disturbance of surrounding air


molecules.



As the tines compress together they produce a high pressure region


next to the tine and visa versa.



The air molecules appear to move forward, however, they only vibrate


back and forth carrying the energy on to the next air molecule.



In solids, sound can exist as either longitudinal or transverse.



In fluids, however, sound can only exist as longitudinal.

Guitar Strings produce

Longitudinal Waves


sound is produced by a



vibrating object



as the stings vibrate so does


the surrounding air



the frequency at which the air molecules vibrate are equal to that of the
string



the vibration causes high & low pressure regions like the tuning fork
producing sound waves



the string itself doesn’t produce much sound so it is attached to a box
where the air inside vibrates at the same frequency for a louder sound


Ear Drums


longitudinal waves


as a sound wave travels


through a fluid medium it


vibrates in a direction parallel


(an anti
-
parallel) to the direction which


the sound travels



so if it moves from west to east it also moves from east to west



as it causes a displacement by compression a high pressure region is
created



a restoring force typically pulls each particle back to its rest position



as they are pulled away a low pressure region is created



this movement back and forth is known as a pressure wave

Ear Drums


How it works

Sound waves travel through the
canal of the external ear...

and vibrates the ear drum…

which divides the external ear

from the middle ear.

The middle ear’s 3 bones

Malleus, Incus, Stapes)…

transmit the energy of sound

vibrations to the fluids in the inner ear

Vibrations in this fluid stimulate the

delicate nerve hair cell fibers.

Finally, the hearing nerve transmits

impulses or signals to the brain

to be interpreted as understandable

sound.

Surface Wave

Combination of Waves
-

Surface


Water waves are an example of waves that involve a
combination of longitudinal and transverse motions.

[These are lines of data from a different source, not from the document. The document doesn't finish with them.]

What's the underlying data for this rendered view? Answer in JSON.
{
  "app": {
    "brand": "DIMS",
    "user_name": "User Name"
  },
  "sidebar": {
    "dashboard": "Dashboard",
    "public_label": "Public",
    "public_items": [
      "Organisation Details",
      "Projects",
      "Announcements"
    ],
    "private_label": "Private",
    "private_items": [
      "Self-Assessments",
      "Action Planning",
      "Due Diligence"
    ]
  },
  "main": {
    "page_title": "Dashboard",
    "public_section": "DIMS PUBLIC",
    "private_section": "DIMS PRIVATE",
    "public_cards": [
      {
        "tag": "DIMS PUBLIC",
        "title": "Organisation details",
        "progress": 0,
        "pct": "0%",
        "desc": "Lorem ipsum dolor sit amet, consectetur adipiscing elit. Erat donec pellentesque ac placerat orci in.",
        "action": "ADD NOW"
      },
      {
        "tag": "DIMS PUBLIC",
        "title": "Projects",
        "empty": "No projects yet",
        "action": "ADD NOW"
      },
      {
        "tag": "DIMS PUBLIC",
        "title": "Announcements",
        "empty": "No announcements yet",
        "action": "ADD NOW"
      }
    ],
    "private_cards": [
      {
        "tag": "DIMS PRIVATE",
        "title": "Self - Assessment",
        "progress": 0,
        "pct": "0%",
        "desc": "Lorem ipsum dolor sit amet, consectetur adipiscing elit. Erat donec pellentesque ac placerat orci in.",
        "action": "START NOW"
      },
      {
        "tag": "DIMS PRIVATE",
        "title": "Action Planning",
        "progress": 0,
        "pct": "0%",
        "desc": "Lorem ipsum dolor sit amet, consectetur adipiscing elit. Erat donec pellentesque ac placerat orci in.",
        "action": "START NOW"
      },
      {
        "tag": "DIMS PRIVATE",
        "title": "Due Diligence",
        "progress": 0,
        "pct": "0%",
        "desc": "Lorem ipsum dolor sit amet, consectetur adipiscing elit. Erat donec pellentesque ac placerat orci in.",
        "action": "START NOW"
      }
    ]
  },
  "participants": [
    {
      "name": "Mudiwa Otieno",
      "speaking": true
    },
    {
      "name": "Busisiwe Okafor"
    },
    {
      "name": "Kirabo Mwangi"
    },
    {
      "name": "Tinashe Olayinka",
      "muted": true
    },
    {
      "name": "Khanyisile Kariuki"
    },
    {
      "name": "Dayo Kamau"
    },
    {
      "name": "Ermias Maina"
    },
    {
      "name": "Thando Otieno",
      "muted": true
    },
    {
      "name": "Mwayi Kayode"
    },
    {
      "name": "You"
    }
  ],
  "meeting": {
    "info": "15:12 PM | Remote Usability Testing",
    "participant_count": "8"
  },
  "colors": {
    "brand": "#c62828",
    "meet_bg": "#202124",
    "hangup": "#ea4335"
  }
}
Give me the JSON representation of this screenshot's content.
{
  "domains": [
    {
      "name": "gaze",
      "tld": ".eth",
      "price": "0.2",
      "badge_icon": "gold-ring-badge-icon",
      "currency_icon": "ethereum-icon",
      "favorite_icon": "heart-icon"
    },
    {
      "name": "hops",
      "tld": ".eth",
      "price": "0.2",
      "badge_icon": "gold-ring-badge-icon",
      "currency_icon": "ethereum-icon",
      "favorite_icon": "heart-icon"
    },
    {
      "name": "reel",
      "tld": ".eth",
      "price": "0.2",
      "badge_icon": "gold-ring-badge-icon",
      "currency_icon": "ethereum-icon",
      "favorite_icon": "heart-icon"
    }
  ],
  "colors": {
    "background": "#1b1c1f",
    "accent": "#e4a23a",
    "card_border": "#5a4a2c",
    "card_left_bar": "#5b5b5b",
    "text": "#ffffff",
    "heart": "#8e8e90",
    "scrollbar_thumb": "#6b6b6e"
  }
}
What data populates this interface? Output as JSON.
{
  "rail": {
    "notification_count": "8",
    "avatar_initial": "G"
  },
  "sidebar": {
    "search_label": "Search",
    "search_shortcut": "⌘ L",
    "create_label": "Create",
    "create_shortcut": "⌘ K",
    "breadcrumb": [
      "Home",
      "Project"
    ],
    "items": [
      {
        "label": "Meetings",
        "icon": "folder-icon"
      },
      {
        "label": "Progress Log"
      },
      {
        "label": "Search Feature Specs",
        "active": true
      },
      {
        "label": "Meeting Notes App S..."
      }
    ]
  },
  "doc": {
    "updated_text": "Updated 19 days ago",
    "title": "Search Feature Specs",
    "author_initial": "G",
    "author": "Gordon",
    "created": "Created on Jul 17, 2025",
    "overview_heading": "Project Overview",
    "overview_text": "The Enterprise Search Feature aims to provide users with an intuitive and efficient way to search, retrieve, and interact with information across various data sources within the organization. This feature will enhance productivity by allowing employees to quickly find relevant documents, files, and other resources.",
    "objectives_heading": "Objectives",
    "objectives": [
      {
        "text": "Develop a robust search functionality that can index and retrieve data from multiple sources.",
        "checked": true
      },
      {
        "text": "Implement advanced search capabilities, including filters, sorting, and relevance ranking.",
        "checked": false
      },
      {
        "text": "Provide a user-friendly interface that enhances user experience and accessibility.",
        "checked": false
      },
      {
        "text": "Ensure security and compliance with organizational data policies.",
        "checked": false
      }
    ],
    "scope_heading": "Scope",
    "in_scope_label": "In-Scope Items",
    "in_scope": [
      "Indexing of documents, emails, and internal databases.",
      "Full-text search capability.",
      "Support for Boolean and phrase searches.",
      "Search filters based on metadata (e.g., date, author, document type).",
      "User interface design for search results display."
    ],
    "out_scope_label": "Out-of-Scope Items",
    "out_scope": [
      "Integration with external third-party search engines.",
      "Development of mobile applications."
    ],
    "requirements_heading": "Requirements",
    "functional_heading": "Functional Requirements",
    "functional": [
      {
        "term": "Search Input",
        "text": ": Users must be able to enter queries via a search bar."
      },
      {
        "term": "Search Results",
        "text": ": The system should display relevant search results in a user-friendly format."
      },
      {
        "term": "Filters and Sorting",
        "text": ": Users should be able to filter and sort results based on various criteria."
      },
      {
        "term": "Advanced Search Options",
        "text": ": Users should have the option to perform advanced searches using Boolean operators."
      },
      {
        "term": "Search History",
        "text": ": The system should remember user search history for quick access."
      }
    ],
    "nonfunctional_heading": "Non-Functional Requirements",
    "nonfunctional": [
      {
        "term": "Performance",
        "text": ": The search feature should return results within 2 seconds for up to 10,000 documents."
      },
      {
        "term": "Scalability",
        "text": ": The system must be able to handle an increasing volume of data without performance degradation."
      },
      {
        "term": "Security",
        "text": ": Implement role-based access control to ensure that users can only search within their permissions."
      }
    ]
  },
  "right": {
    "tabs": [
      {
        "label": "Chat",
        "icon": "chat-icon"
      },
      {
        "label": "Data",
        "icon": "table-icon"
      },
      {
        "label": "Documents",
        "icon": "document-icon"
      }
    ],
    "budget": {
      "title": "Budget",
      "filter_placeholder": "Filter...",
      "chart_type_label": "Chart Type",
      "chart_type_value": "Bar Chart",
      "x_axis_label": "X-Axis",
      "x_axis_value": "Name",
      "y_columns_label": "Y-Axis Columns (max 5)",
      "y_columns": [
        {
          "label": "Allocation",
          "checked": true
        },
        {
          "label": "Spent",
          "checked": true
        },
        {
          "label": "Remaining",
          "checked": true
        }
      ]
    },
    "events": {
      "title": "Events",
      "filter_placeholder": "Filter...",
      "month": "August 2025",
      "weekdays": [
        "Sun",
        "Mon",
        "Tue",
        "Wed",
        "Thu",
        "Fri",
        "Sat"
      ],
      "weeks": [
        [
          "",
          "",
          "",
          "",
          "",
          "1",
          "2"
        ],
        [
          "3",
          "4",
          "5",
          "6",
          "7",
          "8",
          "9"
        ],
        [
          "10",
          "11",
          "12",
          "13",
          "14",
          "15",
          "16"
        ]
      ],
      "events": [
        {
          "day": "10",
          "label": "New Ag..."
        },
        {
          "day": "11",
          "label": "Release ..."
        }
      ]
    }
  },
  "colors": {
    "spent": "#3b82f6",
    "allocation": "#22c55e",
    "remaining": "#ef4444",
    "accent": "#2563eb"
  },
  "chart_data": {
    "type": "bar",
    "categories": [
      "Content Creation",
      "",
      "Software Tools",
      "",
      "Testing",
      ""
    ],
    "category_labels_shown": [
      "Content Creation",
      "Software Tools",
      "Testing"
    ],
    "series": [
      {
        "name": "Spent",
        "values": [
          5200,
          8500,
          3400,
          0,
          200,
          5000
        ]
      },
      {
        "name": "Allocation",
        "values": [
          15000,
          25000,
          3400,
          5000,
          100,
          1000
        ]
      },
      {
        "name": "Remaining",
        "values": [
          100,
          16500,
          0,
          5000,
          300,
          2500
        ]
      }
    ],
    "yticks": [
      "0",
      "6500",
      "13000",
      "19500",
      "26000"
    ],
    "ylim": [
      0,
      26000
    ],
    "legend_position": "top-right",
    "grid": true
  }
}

As a wave travels through the water, the particles
travel in
clockwise circles
.


the blue particles demonstrates the clockwise motion
as the wave passes

The End

Transverse & Longitudinal Waves